About this task - From the records that follow, copy every line that contains the word "icon".
--- Records for processing ---
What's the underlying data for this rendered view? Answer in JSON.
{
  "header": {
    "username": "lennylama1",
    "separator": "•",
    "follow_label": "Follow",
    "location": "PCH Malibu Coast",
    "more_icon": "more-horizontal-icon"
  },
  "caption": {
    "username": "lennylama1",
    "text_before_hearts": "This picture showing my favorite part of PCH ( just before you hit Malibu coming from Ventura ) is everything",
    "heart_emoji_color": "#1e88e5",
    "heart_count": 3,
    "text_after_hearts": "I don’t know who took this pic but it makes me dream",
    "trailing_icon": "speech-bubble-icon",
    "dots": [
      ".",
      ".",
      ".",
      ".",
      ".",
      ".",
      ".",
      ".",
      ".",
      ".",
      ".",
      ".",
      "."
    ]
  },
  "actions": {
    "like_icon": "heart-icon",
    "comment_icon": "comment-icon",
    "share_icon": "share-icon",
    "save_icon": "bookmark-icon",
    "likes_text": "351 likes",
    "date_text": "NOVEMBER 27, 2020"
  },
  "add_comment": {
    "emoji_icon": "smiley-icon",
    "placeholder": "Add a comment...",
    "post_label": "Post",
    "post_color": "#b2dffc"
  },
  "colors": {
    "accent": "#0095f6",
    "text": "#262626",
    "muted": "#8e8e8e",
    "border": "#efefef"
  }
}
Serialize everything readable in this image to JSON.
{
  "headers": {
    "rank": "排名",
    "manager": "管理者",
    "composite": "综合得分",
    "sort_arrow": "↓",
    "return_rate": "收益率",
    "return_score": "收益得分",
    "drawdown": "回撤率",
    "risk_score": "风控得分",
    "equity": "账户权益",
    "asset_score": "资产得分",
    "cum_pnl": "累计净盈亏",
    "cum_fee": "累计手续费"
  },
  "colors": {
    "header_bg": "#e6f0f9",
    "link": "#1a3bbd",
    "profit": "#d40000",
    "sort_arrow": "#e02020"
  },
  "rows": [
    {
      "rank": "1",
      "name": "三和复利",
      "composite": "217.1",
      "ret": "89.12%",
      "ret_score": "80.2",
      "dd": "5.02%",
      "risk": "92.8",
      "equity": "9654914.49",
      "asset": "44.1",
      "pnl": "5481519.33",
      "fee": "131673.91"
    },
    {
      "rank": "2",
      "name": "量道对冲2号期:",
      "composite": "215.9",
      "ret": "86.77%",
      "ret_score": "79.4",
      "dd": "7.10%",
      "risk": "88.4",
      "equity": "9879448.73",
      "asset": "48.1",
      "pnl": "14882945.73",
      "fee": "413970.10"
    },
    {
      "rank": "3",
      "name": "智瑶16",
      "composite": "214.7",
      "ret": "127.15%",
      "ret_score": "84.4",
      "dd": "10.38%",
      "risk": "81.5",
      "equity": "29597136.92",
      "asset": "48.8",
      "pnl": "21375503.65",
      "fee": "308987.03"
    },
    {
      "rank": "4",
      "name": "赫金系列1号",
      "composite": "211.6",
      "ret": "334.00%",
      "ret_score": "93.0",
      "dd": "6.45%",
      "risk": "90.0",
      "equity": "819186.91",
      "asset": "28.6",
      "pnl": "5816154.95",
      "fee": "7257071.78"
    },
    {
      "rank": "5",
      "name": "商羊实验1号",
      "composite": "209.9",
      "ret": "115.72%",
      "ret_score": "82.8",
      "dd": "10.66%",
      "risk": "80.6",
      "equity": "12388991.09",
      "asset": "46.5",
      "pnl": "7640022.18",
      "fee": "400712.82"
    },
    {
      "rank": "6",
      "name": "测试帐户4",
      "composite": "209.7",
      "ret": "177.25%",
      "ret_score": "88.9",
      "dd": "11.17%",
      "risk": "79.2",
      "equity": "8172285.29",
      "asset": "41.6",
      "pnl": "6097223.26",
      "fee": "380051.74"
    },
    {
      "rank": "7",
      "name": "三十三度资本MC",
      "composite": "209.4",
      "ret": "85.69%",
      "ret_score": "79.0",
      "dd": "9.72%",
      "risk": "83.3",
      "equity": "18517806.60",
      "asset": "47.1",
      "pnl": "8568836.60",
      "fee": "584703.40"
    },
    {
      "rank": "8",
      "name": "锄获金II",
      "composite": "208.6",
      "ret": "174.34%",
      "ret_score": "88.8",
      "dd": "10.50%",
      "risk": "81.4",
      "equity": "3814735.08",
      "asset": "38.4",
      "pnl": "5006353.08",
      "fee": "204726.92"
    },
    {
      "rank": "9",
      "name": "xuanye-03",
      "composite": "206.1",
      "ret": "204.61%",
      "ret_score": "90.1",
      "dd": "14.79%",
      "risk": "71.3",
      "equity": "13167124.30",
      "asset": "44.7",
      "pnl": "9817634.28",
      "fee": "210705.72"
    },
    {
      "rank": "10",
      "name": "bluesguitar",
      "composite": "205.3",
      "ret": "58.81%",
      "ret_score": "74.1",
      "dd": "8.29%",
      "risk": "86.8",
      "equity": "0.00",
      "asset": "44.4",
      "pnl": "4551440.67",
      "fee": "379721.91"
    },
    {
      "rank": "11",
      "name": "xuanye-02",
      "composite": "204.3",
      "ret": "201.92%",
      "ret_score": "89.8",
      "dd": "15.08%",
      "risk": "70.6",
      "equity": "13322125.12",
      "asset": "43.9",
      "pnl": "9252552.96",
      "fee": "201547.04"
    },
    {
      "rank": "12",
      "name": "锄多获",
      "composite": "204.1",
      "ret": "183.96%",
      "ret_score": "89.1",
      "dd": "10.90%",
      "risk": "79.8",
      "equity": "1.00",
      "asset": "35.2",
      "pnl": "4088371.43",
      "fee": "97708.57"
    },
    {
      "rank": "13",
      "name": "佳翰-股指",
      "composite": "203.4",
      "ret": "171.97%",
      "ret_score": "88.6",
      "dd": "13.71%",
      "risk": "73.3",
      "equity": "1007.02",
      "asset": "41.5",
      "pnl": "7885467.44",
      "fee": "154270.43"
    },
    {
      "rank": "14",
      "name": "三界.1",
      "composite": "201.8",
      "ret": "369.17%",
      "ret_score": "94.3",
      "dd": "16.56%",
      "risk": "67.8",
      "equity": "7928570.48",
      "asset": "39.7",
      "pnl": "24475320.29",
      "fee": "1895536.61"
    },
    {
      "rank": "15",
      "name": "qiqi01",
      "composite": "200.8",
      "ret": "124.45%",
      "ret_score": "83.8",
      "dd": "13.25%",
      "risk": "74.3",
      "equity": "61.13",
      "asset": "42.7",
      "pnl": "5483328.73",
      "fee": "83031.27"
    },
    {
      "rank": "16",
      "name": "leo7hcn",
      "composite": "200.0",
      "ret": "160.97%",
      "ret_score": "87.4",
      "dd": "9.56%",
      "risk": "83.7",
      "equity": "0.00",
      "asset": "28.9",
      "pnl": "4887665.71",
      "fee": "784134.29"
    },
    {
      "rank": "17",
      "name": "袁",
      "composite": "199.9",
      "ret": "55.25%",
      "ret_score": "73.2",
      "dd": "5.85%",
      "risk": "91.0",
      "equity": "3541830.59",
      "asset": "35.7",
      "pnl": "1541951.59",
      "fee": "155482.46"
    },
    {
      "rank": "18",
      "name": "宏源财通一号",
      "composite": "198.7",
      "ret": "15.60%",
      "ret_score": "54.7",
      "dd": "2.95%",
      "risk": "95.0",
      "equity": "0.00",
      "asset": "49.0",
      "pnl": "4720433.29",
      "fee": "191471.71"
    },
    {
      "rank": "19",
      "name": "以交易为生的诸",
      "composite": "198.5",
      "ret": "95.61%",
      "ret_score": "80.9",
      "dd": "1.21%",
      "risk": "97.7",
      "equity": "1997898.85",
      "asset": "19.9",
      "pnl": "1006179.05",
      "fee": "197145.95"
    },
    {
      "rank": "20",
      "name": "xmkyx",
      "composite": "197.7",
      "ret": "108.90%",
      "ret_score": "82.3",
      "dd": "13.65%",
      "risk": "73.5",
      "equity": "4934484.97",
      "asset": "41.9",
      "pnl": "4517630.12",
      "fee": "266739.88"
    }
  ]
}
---
Exercise response -
    "more_icon": "more-horizontal-icon"
    "trailing_icon": "speech-bubble-icon",
    "like_icon": "heart-icon",
    "comment_icon": "comment-icon",
    "share_icon": "share-icon",
    "save_icon": "bookmark-icon",
    "emoji_icon": "smiley-icon",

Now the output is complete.